PROBLEM TO SOLVE :: Working through the entries below, find how many lines include the string "QUESTION"; give only that number.

Records from a data collection ::
● ● ●

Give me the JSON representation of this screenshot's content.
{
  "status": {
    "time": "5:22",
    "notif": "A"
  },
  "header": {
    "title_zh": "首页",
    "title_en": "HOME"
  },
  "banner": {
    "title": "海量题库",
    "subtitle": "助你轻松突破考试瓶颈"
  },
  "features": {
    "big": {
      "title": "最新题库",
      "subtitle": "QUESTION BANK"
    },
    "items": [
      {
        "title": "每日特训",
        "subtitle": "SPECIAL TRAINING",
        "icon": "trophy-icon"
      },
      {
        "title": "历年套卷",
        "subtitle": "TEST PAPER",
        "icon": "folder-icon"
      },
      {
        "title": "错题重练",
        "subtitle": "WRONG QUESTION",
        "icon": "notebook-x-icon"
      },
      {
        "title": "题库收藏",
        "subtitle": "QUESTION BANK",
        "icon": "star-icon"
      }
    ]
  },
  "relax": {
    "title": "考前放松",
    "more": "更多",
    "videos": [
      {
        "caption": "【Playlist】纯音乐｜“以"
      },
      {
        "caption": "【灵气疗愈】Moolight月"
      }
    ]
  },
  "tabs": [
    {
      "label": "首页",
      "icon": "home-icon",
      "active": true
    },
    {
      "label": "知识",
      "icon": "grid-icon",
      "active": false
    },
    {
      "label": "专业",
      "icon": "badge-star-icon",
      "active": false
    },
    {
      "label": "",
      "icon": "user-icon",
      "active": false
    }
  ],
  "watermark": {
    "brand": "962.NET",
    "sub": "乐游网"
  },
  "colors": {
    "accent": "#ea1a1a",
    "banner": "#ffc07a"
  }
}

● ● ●

PROBLEM SOLUTION :: 3